• **TASK DIRECTIONS**
Which lines of the records contain the word "Look"? Copy each one.

• **INPUT DATA**
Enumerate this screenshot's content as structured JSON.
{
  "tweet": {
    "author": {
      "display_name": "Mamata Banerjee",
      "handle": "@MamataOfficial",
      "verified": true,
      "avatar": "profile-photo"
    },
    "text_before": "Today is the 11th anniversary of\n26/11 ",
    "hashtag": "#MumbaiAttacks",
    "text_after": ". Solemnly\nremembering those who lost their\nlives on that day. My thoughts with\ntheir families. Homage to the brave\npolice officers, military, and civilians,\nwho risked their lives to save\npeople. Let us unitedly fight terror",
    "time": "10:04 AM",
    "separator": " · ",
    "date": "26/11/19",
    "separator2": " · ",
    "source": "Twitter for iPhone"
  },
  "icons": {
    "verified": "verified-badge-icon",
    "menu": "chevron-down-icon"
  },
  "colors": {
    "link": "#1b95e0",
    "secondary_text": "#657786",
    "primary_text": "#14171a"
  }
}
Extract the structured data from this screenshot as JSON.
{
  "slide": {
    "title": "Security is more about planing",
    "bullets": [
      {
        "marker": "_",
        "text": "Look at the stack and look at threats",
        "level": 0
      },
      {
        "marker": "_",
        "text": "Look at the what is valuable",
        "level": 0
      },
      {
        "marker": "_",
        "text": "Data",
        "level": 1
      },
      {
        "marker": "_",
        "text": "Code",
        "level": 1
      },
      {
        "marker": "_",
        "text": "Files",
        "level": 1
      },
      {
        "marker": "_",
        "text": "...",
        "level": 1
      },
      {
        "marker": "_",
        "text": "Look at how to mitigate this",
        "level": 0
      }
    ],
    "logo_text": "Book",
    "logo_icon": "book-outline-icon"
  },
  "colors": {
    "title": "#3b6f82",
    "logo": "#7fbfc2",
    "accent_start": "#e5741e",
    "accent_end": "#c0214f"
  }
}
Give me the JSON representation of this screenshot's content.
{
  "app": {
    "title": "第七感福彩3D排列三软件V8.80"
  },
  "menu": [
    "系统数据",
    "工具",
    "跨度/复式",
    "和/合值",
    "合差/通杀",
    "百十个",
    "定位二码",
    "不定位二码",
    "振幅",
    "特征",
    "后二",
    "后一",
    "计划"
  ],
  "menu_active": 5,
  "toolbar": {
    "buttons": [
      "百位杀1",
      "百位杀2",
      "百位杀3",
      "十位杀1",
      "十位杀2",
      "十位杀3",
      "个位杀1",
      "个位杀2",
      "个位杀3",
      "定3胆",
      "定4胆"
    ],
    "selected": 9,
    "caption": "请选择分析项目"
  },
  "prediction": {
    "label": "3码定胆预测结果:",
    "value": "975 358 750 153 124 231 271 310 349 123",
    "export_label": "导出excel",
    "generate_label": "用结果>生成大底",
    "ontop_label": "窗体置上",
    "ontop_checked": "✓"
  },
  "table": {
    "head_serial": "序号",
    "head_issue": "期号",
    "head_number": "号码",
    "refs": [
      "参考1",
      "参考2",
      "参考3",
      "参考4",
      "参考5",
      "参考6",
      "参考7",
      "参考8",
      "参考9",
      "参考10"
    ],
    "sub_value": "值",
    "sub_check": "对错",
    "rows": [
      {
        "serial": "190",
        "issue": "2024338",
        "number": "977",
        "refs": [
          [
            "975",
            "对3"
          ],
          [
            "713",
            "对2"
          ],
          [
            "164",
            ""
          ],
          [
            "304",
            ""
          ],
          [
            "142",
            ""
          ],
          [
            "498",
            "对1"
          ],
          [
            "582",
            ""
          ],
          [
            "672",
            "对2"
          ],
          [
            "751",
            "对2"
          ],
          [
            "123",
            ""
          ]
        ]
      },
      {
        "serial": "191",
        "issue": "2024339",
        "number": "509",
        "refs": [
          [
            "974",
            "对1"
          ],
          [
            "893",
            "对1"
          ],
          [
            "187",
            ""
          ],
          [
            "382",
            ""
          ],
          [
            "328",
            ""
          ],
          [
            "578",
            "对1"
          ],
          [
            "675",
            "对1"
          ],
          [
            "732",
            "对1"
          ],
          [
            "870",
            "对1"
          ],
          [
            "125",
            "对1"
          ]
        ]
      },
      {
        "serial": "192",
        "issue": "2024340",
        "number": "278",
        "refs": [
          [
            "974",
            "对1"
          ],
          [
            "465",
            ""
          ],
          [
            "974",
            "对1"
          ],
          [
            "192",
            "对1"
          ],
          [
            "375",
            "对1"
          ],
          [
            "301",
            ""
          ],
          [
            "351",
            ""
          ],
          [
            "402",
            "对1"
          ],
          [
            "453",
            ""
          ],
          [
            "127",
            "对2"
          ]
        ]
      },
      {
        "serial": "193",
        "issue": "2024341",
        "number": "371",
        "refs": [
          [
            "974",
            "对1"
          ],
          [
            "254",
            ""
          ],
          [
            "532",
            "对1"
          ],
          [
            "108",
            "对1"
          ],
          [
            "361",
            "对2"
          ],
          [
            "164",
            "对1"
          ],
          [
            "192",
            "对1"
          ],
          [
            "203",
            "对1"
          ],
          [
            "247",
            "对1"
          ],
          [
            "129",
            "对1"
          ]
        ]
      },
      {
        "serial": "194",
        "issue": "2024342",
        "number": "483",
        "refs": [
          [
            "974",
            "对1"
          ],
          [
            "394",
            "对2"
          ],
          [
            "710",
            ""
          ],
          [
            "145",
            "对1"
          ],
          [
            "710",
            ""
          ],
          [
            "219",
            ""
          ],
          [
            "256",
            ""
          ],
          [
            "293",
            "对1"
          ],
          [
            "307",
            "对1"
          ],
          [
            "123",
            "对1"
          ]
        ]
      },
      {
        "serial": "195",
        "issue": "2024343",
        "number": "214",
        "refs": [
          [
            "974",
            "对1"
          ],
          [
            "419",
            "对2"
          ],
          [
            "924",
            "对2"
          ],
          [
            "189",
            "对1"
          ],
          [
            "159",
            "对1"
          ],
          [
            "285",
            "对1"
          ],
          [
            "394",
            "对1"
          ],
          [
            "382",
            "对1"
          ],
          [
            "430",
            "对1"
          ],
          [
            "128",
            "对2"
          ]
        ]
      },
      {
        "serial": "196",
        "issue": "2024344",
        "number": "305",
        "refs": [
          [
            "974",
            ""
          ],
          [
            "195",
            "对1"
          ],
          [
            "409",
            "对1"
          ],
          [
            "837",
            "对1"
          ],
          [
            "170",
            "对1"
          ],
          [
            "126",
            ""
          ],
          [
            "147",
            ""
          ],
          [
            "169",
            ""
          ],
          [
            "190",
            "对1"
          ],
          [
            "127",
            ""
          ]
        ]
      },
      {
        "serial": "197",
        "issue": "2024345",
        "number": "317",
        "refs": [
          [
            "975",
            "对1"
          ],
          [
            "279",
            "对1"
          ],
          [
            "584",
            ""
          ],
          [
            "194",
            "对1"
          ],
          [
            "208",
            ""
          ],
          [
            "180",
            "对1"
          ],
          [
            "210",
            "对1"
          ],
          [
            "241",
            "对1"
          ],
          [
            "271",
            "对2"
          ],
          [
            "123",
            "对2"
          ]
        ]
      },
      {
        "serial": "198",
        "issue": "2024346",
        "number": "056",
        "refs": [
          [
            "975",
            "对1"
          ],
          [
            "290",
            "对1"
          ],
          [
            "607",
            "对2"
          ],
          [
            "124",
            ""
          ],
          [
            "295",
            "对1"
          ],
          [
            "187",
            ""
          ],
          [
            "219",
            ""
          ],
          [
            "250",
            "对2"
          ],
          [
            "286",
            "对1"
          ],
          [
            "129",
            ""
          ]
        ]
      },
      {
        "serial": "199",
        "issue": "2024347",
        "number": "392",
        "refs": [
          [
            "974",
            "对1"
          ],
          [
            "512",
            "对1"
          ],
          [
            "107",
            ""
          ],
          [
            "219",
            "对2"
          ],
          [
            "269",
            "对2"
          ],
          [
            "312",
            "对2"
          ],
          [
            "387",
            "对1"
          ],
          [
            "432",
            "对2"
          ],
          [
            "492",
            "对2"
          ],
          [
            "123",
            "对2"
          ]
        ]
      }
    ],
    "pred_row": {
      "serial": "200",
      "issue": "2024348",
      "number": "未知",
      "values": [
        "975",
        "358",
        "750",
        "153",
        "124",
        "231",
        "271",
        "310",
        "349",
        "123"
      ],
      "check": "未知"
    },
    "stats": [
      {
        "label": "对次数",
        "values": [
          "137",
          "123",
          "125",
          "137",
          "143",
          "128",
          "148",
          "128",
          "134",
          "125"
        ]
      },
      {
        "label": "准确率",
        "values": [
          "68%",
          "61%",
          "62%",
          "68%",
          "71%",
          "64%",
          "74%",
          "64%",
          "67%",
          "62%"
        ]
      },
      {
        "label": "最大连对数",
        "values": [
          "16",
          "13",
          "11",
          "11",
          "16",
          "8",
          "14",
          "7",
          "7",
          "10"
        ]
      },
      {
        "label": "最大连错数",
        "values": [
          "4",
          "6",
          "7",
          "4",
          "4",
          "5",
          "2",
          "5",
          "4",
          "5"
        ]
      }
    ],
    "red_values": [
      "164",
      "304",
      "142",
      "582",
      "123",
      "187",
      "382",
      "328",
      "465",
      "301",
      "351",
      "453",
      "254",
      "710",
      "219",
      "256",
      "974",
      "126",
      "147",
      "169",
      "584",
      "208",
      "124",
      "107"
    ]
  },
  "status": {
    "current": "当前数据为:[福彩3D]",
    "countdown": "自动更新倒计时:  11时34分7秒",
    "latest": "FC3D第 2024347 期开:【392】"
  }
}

• **ANSWER BOX**
        "text": "Look at the stack and look at threats",
        "text": "Look at the what is valuable",
        "text": "Look at how to mitigate this",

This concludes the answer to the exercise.